I'm currently about to finish my BA thesis, and my topic is bullying. I have read several books, studies, and such that can be connected to my topic. I finished the literature review, but haven't touched it since. However, when I recently re-read it and looked at the sources, I have found that a lot of my sub-chapters in my lit. review are really similar to those in the literature. For instance, in the work I read, the author mentions the consequences of bullying and I also have a sub-chapter dedicated to this. Or for example, I have read about strain theory in another one of the studies that I have also included and wrote about in one of my sub-chapters. I did not include every single aspect of these particular studies, just specific parts that I found relevant in my study.

My question is the following: Is this considered plagiarism?

2 Answers 2


Plagiarism is taking the work or ideas of others and presenting it as your own. If you have a sub chapter on topic X and somebody else has a sub chapter on that too, that doesn't make it plagiarism. E.g every 2nd grade math text probably has one chapter on addition and one chapter on multiplication. That doesn't mean they are plagiarizing each other, it's just the natural way to split up the material. What would be plagiarism is if you got the idea to have a sub chapter on topic X from reference Y but you did not cite reference Y and you made it sound like you personally came up with the idea of a sub chapter on X on your own. As long as you've cited your sources properly you should be fine.

  • 2
    +1 I think anyone writing at length about bullying would have a section on the consequences of bullying. On the other hand, if someone organises information in a non-obvious and novel way, and you decide to make use of it, then you should cite it.
    – mhwombat
    May 9, 2020 at 23:21

Perhaps it is, depending on how you present it. But you avoid plagiarism by citing the source of the information and making it clear to a reader that what you say is derived from some specific source.

It may be that all you need to do is to go through your document and add citations, say at the end of paragraphs. It seems like you have paraphrased things you found elsewhere. That can be fine, but you still need to be clear on the source.

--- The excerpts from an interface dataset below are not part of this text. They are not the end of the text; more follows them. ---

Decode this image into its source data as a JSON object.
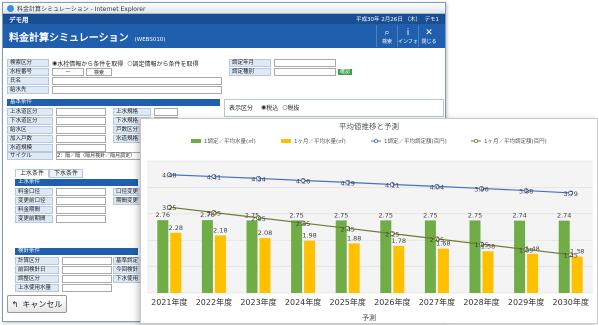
{
  "window": {
    "title": "料金計算シミュレーション - Internet Explorer"
  },
  "app": {
    "brand": "デモ用",
    "date": "平成30年 2月26日 （木）",
    "user": "デモ1"
  },
  "header": {
    "title": "料金計算シミュレーション",
    "code": "(WEBS010)",
    "buttons": [
      {
        "icon": "magnifier",
        "label": "検索"
      },
      {
        "icon": "info",
        "label": "インフォ"
      },
      {
        "icon": "close",
        "label": "閉じる"
      }
    ]
  },
  "form": {
    "search_label": "検索区分",
    "radio1": "水栓情報から条件を取得",
    "radio2": "調定情報から条件を取得",
    "meter_label": "水栓番号",
    "meter_value": "—",
    "meter_btn": "検索",
    "addr_label": "氏名",
    "place_label": "給水先",
    "year_label": "調定年月",
    "cycle_label": "調定種別",
    "cycle_btn": "確認"
  },
  "basic": {
    "section": "基本条件",
    "fields": [
      "上水道区分",
      "下水道区分",
      "給水区",
      "加入戸数",
      "水道規模",
      "サイクル"
    ],
    "fields_right": [
      "上水規格",
      "下水規格",
      "戸数区分",
      "水道規格"
    ],
    "cycle_value": "2：隔／隔（隔月検針／隔月調定）"
  },
  "tabs": [
    "上水条件",
    "下水条件"
  ],
  "water": {
    "section": "上水条件",
    "fields": [
      "料金口径",
      "変更前口径",
      "料金期間",
      "変更前期間"
    ],
    "fields_right": [
      "口径変更",
      "期間変更"
    ]
  },
  "detail": {
    "section": "検針条件",
    "fields": [
      "計算区分",
      "前回検針日",
      "調整区分",
      "上水使用水量"
    ],
    "fields_right": [
      "基準調定",
      "今回検針",
      "下水使用"
    ]
  },
  "mini": {
    "label": "表示区分",
    "opt1": "税込",
    "opt2": "税抜"
  },
  "cancel": {
    "icon": "back-arrow",
    "label": "キャンセル"
  },
  "colors": {
    "green": "#70ad47",
    "yellow": "#ffc000",
    "blue": "#4472c4",
    "olive": "#6b7d33"
  },
  "chart_data": {
    "type": "bar",
    "title": "平均値推移と予測",
    "xlabel": "予測",
    "categories": [
      "2021年度",
      "2022年度",
      "2023年度",
      "2024年度",
      "2025年度",
      "2026年度",
      "2027年度",
      "2028年度",
      "2029年度",
      "2030年度"
    ],
    "legend": [
      "1調定／平均水量(㎥)",
      "1ヶ月／平均水量(㎥)",
      "1調定／平均調定額(百円)",
      "1ヶ月／平均調定額(百円)"
    ],
    "legend_position": "top",
    "series": [
      {
        "name": "1調定／平均水量(㎥)",
        "type": "bar",
        "values": [
          2.76,
          2.76,
          2.75,
          2.75,
          2.75,
          2.75,
          2.75,
          2.75,
          2.74,
          2.74
        ],
        "color": "#70ad47"
      },
      {
        "name": "1ヶ月／平均水量(㎥)",
        "type": "bar",
        "values": [
          2.28,
          2.18,
          2.08,
          1.98,
          1.88,
          1.78,
          1.68,
          1.58,
          1.48,
          1.38
        ],
        "color": "#ffc000"
      },
      {
        "name": "1調定／平均調定額(百円)",
        "type": "line",
        "values": [
          4.48,
          4.41,
          4.34,
          4.26,
          4.19,
          4.11,
          4.04,
          3.96,
          3.88,
          3.79
        ],
        "color": "#4472c4"
      },
      {
        "name": "1ヶ月／平均調定額(百円)",
        "type": "line",
        "values": [
          3.25,
          3.05,
          2.85,
          2.65,
          2.45,
          2.25,
          2.05,
          1.85,
          1.65,
          1.45
        ],
        "color": "#6b7d33"
      }
    ],
    "ylim": [
      0,
      5
    ],
    "grid": true
  }
}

If your thesis is more than just a summary of the existing knowledge, make sure that a reader can tell what is your own work and what is derived directly from others. And if it is a summary, make sure that that itself is clear.

  • You don't clean up paraphrases by pasting citations at the end of paragraphs. You need to make the BEGINNING and the END clear. "Smith says ..... [13, p. 42]. Smith continues to insist that ..... [13, p. 36]. On the other hand, Jones observes that .... [42, p. 13]" Just slapping some sort of reference on the end does not help. And please be kind to your reader and include the page number. May 11, 2020 at 21:28

You must log in to answer this question.

Not the answer you're looking for? Browse other questions tagged .